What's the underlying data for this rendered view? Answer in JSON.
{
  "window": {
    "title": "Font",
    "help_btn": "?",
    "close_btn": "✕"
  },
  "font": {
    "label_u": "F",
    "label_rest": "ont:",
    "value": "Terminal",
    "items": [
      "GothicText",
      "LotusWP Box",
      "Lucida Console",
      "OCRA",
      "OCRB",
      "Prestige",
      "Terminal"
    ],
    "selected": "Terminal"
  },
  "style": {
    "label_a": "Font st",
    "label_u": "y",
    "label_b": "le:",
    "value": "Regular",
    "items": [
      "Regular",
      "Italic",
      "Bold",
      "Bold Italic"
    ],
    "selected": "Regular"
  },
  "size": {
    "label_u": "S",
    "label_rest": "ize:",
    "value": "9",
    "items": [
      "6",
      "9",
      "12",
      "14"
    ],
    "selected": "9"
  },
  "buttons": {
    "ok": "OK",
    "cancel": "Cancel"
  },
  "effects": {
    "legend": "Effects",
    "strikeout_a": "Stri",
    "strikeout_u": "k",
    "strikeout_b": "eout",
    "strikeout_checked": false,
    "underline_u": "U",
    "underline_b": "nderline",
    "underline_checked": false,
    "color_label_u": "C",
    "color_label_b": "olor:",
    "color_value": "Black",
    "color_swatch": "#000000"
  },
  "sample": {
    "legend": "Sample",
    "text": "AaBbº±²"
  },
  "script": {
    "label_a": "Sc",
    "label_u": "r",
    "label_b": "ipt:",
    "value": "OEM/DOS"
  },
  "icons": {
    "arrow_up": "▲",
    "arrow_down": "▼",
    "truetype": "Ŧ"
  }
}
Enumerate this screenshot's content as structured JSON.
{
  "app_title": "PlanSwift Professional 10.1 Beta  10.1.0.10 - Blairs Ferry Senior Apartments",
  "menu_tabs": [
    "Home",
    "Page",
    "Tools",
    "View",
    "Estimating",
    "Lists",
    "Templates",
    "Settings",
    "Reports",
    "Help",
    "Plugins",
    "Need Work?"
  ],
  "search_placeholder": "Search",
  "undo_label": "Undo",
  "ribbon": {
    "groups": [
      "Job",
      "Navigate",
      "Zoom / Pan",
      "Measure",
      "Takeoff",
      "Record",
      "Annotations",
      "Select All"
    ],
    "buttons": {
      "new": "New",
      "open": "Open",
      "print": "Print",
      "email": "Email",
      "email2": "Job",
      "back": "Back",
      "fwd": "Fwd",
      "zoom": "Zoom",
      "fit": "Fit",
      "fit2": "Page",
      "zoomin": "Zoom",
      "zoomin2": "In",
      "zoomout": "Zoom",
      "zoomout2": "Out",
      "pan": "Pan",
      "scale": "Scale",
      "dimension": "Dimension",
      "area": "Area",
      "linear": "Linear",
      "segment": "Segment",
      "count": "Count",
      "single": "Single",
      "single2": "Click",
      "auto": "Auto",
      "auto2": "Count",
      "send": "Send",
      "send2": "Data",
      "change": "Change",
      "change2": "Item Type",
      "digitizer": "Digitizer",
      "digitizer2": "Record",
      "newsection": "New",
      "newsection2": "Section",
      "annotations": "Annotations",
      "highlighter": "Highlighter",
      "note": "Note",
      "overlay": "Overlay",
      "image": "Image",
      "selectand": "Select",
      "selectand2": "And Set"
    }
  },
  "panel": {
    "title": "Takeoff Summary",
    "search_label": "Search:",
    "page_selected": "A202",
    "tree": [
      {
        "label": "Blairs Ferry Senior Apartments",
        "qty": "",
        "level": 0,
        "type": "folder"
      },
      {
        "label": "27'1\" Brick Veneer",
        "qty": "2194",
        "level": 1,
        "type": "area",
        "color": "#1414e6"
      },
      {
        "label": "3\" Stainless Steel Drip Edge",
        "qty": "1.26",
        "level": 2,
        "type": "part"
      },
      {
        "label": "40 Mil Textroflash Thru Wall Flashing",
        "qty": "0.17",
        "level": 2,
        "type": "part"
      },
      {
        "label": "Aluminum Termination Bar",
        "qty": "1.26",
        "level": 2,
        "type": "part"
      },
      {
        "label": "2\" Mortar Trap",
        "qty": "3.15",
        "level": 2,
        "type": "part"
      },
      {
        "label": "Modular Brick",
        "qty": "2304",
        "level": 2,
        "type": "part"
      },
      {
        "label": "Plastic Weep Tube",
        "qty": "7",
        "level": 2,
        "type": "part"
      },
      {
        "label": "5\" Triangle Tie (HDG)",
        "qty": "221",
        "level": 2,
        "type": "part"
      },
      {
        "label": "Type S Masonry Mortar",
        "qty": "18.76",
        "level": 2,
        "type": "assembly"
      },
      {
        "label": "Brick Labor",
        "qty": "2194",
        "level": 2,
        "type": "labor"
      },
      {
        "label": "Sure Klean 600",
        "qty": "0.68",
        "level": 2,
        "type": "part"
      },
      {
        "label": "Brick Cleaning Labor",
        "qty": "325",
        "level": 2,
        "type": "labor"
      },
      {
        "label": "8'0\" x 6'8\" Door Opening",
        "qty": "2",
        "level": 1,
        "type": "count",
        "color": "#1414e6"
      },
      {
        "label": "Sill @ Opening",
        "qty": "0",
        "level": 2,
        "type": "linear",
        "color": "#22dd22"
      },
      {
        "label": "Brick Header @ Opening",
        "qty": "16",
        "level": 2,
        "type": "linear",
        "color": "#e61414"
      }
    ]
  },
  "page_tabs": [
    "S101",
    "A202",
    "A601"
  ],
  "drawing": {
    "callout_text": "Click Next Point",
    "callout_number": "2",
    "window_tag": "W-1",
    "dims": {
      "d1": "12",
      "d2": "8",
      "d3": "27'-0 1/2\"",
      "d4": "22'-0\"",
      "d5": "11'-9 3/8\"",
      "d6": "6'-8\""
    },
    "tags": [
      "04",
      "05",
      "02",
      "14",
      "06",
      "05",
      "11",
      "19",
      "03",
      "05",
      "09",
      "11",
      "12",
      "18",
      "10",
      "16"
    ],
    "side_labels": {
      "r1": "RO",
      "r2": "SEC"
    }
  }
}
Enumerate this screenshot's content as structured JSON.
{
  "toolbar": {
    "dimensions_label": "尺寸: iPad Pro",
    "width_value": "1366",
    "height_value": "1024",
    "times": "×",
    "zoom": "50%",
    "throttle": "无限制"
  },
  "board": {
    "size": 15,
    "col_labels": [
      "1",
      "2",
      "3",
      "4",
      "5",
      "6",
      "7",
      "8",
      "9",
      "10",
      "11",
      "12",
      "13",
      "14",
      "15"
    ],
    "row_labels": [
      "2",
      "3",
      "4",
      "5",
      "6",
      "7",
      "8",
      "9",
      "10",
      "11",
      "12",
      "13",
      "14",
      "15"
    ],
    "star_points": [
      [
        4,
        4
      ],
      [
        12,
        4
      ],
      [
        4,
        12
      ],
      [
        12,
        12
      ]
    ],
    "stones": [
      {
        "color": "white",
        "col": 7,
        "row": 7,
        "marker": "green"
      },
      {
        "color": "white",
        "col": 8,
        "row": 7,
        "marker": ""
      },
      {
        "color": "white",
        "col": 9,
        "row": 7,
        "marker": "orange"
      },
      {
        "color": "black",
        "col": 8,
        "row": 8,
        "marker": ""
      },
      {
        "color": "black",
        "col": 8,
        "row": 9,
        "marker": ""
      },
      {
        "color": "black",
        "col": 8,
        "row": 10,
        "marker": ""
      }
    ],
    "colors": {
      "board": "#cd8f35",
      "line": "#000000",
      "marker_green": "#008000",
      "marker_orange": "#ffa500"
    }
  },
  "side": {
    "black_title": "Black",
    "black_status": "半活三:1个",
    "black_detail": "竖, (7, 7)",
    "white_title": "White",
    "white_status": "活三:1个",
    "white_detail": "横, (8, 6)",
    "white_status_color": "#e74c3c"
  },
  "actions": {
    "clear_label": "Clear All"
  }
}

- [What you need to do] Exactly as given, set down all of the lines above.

- [Task solution]
What's the underlying data for this rendered view? Answer in JSON.
{
  "window": {
    "title": "Font",
    "help_btn": "?",
    "close_btn": "✕"
  },
  "font": {
    "label_u": "F",
    "label_rest": "ont:",
    "value": "Terminal",
    "items": [
      "GothicText",
      "LotusWP Box",
      "Lucida Console",
      "OCRA",
      "OCRB",
      "Prestige",
      "Terminal"
    ],
    "selected": "Terminal"
  },
  "style": {
    "label_a": "Font st",
    "label_u": "y",
    "label_b": "le:",
    "value": "Regular",
    "items": [
      "Regular",
      "Italic",
      "Bold",
      "Bold Italic"
    ],
    "selected": "Regular"
  },
  "size": {
    "label_u": "S",
    "label_rest": "ize:",
    "value": "9",
    "items": [
      "6",
      "9",
      "12",
      "14"
    ],
    "selected": "9"
  },
  "buttons": {
    "ok": "OK",
    "cancel": "Cancel"
  },
  "effects": {
    "legend": "Effects",
    "strikeout_a": "Stri",
    "strikeout_u": "k",
    "strikeout_b": "eout",
    "strikeout_checked": false,
    "underline_u": "U",
    "underline_b": "nderline",
    "underline_checked": false,
    "color_label_u": "C",
    "color_label_b": "olor:",
    "color_value": "Black",
    "color_swatch": "#000000"
  },
  "sample": {
    "legend": "Sample",
    "text": "AaBbº±²"
  },
  "script": {
    "label_a": "Sc",
    "label_u": "r",
    "label_b": "ipt:",
    "value": "OEM/DOS"
  },
  "icons": {
    "arrow_up": "▲",
    "arrow_down": "▼",
    "truetype": "Ŧ"
  }
}
Enumerate this screenshot's content as structured JSON.
{
  "app_title": "PlanSwift Professional 10.1 Beta  10.1.0.10 - Blairs Ferry Senior Apartments",
  "menu_tabs": [
    "Home",
    "Page",
    "Tools",
    "View",
    "Estimating",
    "Lists",
    "Templates",
    "Settings",
    "Reports",
    "Help",
    "Plugins",
    "Need Work?"
  ],
  "search_placeholder": "Search",
  "undo_label": "Undo",
  "ribbon": {
    "groups": [
      "Job",
      "Navigate",
      "Zoom / Pan",
      "Measure",
      "Takeoff",
      "Record",
      "Annotations",
      "Select All"
    ],
    "buttons": {
      "new": "New",
      "open": "Open",
      "print": "Print",
      "email": "Email",
      "email2": "Job",
      "back": "Back",
      "fwd": "Fwd",
      "zoom": "Zoom",
      "fit": "Fit",
      "fit2": "Page",
      "zoomin": "Zoom",
      "zoomin2": "In",
      "zoomout": "Zoom",
      "zoomout2": "Out",
      "pan": "Pan",
      "scale": "Scale",
      "dimension": "Dimension",
      "area": "Area",
      "linear": "Linear",
      "segment": "Segment",
      "count": "Count",
      "single": "Single",
      "single2": "Click",
      "auto": "Auto",
      "auto2": "Count",
      "send": "Send",
      "send2": "Data",
      "change": "Change",
      "change2": "Item Type",
      "digitizer": "Digitizer",
      "digitizer2": "Record",
      "newsection": "New",
      "newsection2": "Section",
      "annotations": "Annotations",
      "highlighter": "Highlighter",
      "note": "Note",
      "overlay": "Overlay",
      "image": "Image",
      "selectand": "Select",
      "selectand2": "And Set"
    }
  },
  "panel": {
    "title": "Takeoff Summary",
    "search_label": "Search:",
    "page_selected": "A202",
    "tree": [
      {
        "label": "Blairs Ferry Senior Apartments",
        "qty": "",
        "level": 0,
        "type": "folder"
      },
      {
        "label": "27'1\" Brick Veneer",
        "qty": "2194",
        "level": 1,
        "type": "area",
        "color": "#1414e6"
      },
      {
        "label": "3\" Stainless Steel Drip Edge",
        "qty": "1.26",
        "level": 2,
        "type": "part"
      },
      {
        "label": "40 Mil Textroflash Thru Wall Flashing",
        "qty": "0.17",
        "level": 2,
        "type": "part"
      },
      {
        "label": "Aluminum Termination Bar",
        "qty": "1.26",
        "level": 2,
        "type": "part"
      },
      {
        "label": "2\" Mortar Trap",
        "qty": "3.15",
        "level": 2,
        "type": "part"
      },
      {
        "label": "Modular Brick",
        "qty": "2304",
        "level": 2,
        "type": "part"
      },
      {
        "label": "Plastic Weep Tube",
        "qty": "7",
        "level": 2,
        "type": "part"
      },
      {
        "label": "5\" Triangle Tie (HDG)",
        "qty": "221",
        "level": 2,
        "type": "part"
      },
      {
        "label": "Type S Masonry Mortar",
        "qty": "18.76",
        "level": 2,
        "type": "assembly"
      },
      {
        "label": "Brick Labor",
        "qty": "2194",
        "level": 2,
        "type": "labor"
      },
      {
        "label": "Sure Klean 600",
        "qty": "0.68",
        "level": 2,
        "type": "part"
      },
      {
        "label": "Brick Cleaning Labor",
        "qty": "325",
        "level": 2,
        "type": "labor"
      },
      {
        "label": "8'0\" x 6'8\" Door Opening",
        "qty": "2",
        "level": 1,
        "type": "count",
        "color": "#1414e6"
      },
      {
        "label": "Sill @ Opening",
        "qty": "0",
        "level": 2,
        "type": "linear",
        "color": "#22dd22"
      },
      {
        "label": "Brick Header @ Opening",
        "qty": "16",
        "level": 2,
        "type": "linear",
        "color": "#e61414"
      }
    ]
  },
  "page_tabs": [
    "S101",
    "A202",
    "A601"
  ],
  "drawing": {
    "callout_text": "Click Next Point",
    "callout_number": "2",
    "window_tag": "W-1",
    "dims": {
      "d1": "12",
      "d2": "8",
      "d3": "27'-0 1/2\"",
      "d4": "22'-0\"",
      "d5": "11'-9 3/8\"",
      "d6": "6'-8\""
    },
    "tags": [
      "04",
      "05",
      "02",
      "14",
      "06",
      "05",
      "11",
      "19",
      "03",
      "05",
      "09",
      "11",
      "12",
      "18",
      "10",
      "16"
    ],
    "side_labels": {
      "r1": "RO",
      "r2": "SEC"
    }
  }
}
Enumerate this screenshot's content as structured JSON.
{
  "toolbar": {
    "dimensions_label": "尺寸: iPad Pro",
    "width_value": "1366",
    "height_value": "1024",
    "times": "×",
    "zoom": "50%",
    "throttle": "无限制"
  },
  "board": {
    "size": 15,
    "col_labels": [
      "1",
      "2",
      "3",
      "4",
      "5",
      "6",
      "7",
      "8",
      "9",
      "10",
      "11",
      "12",
      "13",
      "14",
      "15"
    ],
    "row_labels": [
      "2",
      "3",
      "4",
      "5",
      "6",
      "7",
      "8",
      "9",
      "10",
      "11",
      "12",
      "13",
      "14",
      "15"
    ],
    "star_points": [
      [
        4,
        4
      ],
      [
        12,
        4
      ],
      [
        4,
        12
      ],
      [
        12,
        12
      ]
    ],
    "stones": [
      {
        "color": "white",
        "col": 7,
        "row": 7,
        "marker": "green"
      },
      {
        "color": "white",
        "col": 8,
        "row": 7,
        "marker": ""
      },
      {
        "color": "white",
        "col": 9,
        "row": 7,
        "marker": "orange"
      },
      {
        "color": "black",
        "col": 8,
        "row": 8,
        "marker": ""
      },
      {
        "color": "black",
        "col": 8,
        "row": 9,
        "marker": ""
      },
      {
        "color": "black",
        "col": 8,
        "row": 10,
        "marker": ""
      }
    ],
    "colors": {
      "board": "#cd8f35",
      "line": "#000000",
      "marker_green": "#008000",
      "marker_orange": "#ffa500"
    }
  },
  "side": {
    "black_title": "Black",
    "black_status": "半活三:1个",
    "black_detail": "竖, (7, 7)",
    "white_title": "White",
    "white_status": "活三:1个",
    "white_detail": "横, (8, 6)",
    "white_status_color": "#e74c3c"
  },
  "actions": {
    "clear_label": "Clear All"
  }
}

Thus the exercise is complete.